The Pulitzer Prize–winning journalist and longtime Trump-watcher delivers enough charges to fuel a few hundred indictments.
Johnston opens with a scenario of desperation: In the wake of the 2008 financial crisis, great numbers of low-income, poorly informed Americans longed for a savior who “would relieve their financial crisis.” What they got was a “master con artist” who would “cheat them out of what they had, all the while telling them that he was really their friend and helper.” Step 1: Destroy the notion of objective truth. Step 2: Send up a smokescreen of lies. Step 3: Loot the people’s treasury, self-dealing while leaving scraps for other financial predators. Johnston assembles a case that’s full of news and startling incidents. In one, a 29-year-old Trump assaults outgoing New York Mayor Abe Beame to strong-arm a sweetheart deal; though police officers escorted him from Beame’s office, he got what he demanded. The behavioral pattern with the most staying power is not violence, however, but cheating: overstating assets, engaging in phony accounting, not paying taxes. With the power of the presidency, Trump—who, Johnston reminds us, is the only president past or present at the center of a felony investigation—opened the nation’s coffers to his fellow grifters, engaging in “the kind of borrowing that made Trump infamous—money you borrow but never pay back in full and perhaps not at all.” Those fellow grifters are legion, but at the top of the list are daughter Ivanka and son-in-law Jared Kushner as well as former transportation secretary Elaine Chao, poster children “who illustrate the need for strict ethics training and for equally strict enforcement of laws against misusing public office.” Trump’s sole accomplishment, by Johnston’s account, was the failed coup of Jan. 6, 2021, because it “testifies to his incompetence” while shining a light on would-be dictators waiting in the wings.

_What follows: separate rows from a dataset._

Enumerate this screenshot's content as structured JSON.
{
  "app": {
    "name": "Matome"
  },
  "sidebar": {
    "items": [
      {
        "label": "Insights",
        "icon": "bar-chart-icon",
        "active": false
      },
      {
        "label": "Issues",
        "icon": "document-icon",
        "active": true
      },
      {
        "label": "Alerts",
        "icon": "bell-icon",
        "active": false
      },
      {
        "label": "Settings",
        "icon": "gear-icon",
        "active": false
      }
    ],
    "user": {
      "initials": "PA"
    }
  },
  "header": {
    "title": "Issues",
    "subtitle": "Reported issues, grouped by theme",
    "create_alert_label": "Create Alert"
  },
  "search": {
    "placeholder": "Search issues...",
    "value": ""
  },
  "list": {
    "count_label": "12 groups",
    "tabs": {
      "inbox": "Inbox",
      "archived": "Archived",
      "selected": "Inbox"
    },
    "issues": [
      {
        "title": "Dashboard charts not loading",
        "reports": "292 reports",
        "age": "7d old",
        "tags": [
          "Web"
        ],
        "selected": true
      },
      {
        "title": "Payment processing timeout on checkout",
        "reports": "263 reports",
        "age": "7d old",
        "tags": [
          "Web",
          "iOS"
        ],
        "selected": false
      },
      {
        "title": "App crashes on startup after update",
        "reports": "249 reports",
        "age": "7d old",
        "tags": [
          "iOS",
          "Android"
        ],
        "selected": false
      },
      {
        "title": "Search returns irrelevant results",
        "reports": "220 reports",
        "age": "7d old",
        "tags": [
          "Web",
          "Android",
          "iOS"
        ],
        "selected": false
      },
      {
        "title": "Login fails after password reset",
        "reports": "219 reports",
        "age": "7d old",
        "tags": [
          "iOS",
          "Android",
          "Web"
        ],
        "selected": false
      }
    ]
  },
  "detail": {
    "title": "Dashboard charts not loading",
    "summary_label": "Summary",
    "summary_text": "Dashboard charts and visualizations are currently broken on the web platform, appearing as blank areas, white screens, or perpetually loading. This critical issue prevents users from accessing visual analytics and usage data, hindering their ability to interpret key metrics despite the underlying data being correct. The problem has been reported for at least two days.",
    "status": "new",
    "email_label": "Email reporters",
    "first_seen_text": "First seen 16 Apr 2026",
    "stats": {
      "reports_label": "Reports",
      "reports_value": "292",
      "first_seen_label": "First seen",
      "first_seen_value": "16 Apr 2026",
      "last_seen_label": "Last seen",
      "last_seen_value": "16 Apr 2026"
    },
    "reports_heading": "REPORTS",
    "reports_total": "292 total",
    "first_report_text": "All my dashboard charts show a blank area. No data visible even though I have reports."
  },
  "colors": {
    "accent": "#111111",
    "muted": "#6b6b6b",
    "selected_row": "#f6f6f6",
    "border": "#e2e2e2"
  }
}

True believers won’t be swayed, but those inclined to despise Trump and Trumpism will find ample reinforcement.